> About this task
Every line of the listing should be repeated exactly.

*** Block opens ***

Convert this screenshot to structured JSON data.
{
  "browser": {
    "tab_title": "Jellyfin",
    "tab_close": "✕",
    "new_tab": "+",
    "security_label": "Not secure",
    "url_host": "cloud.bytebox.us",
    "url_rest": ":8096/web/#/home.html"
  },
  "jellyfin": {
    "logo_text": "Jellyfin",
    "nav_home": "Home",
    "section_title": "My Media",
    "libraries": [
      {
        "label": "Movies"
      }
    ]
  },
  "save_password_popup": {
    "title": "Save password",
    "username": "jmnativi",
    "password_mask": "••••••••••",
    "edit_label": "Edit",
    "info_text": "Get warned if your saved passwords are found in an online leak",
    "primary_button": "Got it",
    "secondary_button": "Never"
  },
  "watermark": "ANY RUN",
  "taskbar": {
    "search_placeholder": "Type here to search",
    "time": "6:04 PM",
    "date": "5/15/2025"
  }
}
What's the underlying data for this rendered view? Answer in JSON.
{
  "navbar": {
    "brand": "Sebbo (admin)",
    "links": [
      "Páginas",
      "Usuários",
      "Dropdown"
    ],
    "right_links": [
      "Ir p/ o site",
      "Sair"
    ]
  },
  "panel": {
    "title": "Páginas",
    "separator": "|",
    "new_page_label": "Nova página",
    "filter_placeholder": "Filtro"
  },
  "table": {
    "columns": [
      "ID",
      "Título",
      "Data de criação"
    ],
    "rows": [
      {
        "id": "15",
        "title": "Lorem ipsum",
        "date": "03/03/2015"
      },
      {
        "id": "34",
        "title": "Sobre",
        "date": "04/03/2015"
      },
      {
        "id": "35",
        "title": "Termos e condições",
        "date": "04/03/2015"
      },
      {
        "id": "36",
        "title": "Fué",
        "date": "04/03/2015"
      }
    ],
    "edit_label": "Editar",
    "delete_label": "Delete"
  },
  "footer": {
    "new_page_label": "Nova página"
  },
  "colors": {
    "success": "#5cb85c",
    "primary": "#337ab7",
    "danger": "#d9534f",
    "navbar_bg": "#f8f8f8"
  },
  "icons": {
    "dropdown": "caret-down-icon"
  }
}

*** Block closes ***

> Answer box
Convert this screenshot to structured JSON data.
{
  "browser": {
    "tab_title": "Jellyfin",
    "tab_close": "✕",
    "new_tab": "+",
    "security_label": "Not secure",
    "url_host": "cloud.bytebox.us",
    "url_rest": ":8096/web/#/home.html"
  },
  "jellyfin": {
    "logo_text": "Jellyfin",
    "nav_home": "Home",
    "section_title": "My Media",
    "libraries": [
      {
        "label": "Movies"
      }
    ]
  },
  "save_password_popup": {
    "title": "Save password",
    "username": "jmnativi",
    "password_mask": "••••••••••",
    "edit_label": "Edit",
    "info_text": "Get warned if your saved passwords are found in an online leak",
    "primary_button": "Got it",
    "secondary_button": "Never"
  },
  "watermark": "ANY RUN",
  "taskbar": {
    "search_placeholder": "Type here to search",
    "time": "6:04 PM",
    "date": "5/15/2025"
  }
}
What's the underlying data for this rendered view? Answer in JSON.
{
  "navbar": {
    "brand": "Sebbo (admin)",
    "links": [
      "Páginas",
      "Usuários",
      "Dropdown"
    ],
    "right_links": [
      "Ir p/ o site",
      "Sair"
    ]
  },
  "panel": {
    "title": "Páginas",
    "separator": "|",
    "new_page_label": "Nova página",
    "filter_placeholder": "Filtro"
  },
  "table": {
    "columns": [
      "ID",
      "Título",
      "Data de criação"
    ],
    "rows": [
      {
        "id": "15",
        "title": "Lorem ipsum",
        "date": "03/03/2015"
      },
      {
        "id": "34",
        "title": "Sobre",
        "date": "04/03/2015"
      },
      {
        "id": "35",
        "title": "Termos e condições",
        "date": "04/03/2015"
      },
      {
        "id": "36",
        "title": "Fué",
        "date": "04/03/2015"
      }
    ],
    "edit_label": "Editar",
    "delete_label": "Delete"
  },
  "footer": {
    "new_page_label": "Nova página"
  },
  "colors": {
    "success": "#5cb85c",
    "primary": "#337ab7",
    "danger": "#d9534f",
    "navbar_bg": "#f8f8f8"
  },
  "icons": {
    "dropdown": "caret-down-icon"
  }
}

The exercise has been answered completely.